Dangerous Danube prevents divers reaching sunken pleasure boat

South Korean foreign minister and rescue team land in Budapest to boost search effort

Hungarian divers struggled on Friday to reach the wreck of a pleasure boat that sank in the Danube river during a sightseeing trip in Budapest, killing seven South Korean tourists and leaving 21 people missing, feared dead.

Seven South Koreans survived the sinking of the Hableány (“Mermaid” in Hungarian), which went down in seconds on Wednesday night after colliding with a much larger river cruise ship, whose captain has been arrested. Nineteen South Korean tourists and two Hungarian crewmen are unaccounted for.

Prolonged heavy rain in the region has swelled the Danube and reduced visibility underwater, making the divers’ work more dangerous and increasing the likelihood that strong currents have swept victims far downstream. One body was found almost 12km from the site of the accident just hours after it occurred.

“We have to prepare for a protracted search . . . The wreck is located more than six metres deep and the water level continues to rise,” said Hungary’s minister of foreign affairs Péter Szijjártó.

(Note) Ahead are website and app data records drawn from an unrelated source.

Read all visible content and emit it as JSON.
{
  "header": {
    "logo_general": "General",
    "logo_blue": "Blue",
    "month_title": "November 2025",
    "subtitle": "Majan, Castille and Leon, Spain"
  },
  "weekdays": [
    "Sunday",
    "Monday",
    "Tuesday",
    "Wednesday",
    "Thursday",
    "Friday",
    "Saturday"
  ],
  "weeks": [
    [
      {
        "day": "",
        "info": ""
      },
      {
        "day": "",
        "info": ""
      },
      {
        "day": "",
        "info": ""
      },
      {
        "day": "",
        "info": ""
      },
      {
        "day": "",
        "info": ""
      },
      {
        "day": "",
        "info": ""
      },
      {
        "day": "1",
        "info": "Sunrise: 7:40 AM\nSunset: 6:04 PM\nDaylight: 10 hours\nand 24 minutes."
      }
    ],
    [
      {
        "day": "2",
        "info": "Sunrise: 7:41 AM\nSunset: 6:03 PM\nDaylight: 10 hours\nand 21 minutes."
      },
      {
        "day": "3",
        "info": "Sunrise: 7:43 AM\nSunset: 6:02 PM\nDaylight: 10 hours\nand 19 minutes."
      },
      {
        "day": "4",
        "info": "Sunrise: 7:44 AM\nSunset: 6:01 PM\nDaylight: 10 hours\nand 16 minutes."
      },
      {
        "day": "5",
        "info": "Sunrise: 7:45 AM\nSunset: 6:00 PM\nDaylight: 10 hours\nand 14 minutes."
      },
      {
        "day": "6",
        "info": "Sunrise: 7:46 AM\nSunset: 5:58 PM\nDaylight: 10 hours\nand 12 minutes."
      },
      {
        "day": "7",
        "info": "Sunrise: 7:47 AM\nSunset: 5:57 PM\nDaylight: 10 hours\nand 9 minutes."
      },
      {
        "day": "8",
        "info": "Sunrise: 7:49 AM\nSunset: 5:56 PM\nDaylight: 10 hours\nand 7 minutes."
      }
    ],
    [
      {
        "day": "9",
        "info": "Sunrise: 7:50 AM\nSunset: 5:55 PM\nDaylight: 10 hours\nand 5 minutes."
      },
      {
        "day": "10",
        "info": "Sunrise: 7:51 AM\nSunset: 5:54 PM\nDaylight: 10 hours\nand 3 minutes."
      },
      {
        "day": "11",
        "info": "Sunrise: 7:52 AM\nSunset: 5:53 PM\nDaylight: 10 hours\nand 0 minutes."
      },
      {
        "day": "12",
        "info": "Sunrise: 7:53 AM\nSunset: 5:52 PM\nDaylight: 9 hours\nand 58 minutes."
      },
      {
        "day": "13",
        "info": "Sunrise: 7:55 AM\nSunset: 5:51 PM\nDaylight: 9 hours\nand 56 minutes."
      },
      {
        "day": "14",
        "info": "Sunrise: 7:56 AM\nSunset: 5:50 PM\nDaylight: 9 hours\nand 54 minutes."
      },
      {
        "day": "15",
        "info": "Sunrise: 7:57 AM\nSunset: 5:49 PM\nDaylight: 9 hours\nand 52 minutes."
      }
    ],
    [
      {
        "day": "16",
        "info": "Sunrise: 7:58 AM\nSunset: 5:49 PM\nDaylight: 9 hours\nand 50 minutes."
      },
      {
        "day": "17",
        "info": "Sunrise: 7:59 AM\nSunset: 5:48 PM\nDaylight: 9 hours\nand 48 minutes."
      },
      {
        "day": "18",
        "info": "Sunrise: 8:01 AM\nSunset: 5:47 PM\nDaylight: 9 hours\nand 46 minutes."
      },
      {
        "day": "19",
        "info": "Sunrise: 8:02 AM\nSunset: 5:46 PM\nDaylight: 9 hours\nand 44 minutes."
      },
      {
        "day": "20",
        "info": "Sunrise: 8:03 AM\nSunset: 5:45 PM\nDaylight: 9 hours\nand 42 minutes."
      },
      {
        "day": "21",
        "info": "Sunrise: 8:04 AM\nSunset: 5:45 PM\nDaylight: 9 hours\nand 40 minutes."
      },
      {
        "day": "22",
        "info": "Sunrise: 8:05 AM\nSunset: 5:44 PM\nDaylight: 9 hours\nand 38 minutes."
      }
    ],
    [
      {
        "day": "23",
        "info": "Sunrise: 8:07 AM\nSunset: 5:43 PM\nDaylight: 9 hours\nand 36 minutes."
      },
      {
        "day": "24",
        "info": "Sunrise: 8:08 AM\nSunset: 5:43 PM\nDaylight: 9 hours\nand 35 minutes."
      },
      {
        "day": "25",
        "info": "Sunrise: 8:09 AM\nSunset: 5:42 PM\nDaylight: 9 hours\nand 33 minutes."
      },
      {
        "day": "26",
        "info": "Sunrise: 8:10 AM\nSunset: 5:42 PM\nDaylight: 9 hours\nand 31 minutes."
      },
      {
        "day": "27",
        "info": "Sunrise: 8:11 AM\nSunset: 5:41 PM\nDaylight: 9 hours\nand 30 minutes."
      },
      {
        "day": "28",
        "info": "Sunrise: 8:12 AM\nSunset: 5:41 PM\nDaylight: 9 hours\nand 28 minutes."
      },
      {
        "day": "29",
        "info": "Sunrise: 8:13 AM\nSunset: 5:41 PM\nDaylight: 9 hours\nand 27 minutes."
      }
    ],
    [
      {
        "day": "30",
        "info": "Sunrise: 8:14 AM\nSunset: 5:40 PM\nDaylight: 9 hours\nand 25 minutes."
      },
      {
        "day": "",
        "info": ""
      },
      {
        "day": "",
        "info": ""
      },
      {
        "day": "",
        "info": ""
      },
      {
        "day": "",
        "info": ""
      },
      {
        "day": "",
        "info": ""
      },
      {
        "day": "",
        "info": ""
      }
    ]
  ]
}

His South Korean counterpart Kang Kyung-wha arrived in Budapest on Friday morning and went to the site of the sinking at Margit bridge in the centre of the city, where military, police and salvage vessels plied the murky and fast-flowing water.

“I asked for an early raising of the sunken boat, and the expansion of the scope of search operations to neighbouring countries along the river,” she said.

“We have firmly decided that we won’t give up our hopes about the possibility of finding survivors,” she added.


An unnamed official at South Korea’s foreign ministry told media in Seoul that only two victims had been identified so far, both women in their 50s.

"They were identified because they had some form of identification with them. A total of 43 relatives of the victims are on their way to Hungary and will help identify the bodies as well," the official said.

South Korean divers and forensic experts who were involved in the response to the country’s 2014 Sewol ferry disaster, in which 304 people died, have also arrived in Budapest.

“There is the possibility that some of the missing may be inside the boat, so we are requesting a speedy process with search and possibly salvaging the boat,” the South Korean official said.

"We have also requested assistance from surrounding countries where the Danube flows to, such as Serbia, Croatia, Bulgaria and Romania, to help with the search work."

The 67-metre Hableány collided with the 135-metre Viking Sigyn cruiser as it completed an hour-long sightseeing trip, of the kind that is part of many tourists' itinerary in the picturesque Hungarian capital.


Budapest police say they have detained the captain of the Swiss-owned cruise ship, a Ukrainian citizen identified as Yuriy C, on suspicion of “endangering waterborne traffic resulting in multiple deaths.”

All those on the deck fell into the water and I think those staying in the cabin on the first floor probably couldn't get out of the ship swiftly

His lawyer, Balázs Tóth, told Hungarian media it was “premature, at the moment not more than a theory” to blame his client, who he said has 44 years of experience and strongly protests his innocence. The captain of the Hableány is among the missing.

One survivor identified as Yoon (32) told South Korea’s Yonhap news agency: “Our boat was turned over in an instant and began sinking . . . All those on the deck fell into the water and I think those staying in the cabin on the first floor probably couldn’t get out of the ship swiftly.”

Hungarian prime minister Viktor Orbán has spoken by telephone about the accident and rescue effort with South Korean president Moon Jae-in.

“One is shaken by this . . . an accident happened where passengers had almost no chance for survival,” Mr Orbán said on Friday.

“I have asked the authorities to carry out a strict and thorough investigation.”

Daniel McLaughlin

Daniel McLaughlin

Daniel McLaughlin is a contributor to The Irish Times from central and eastern Europe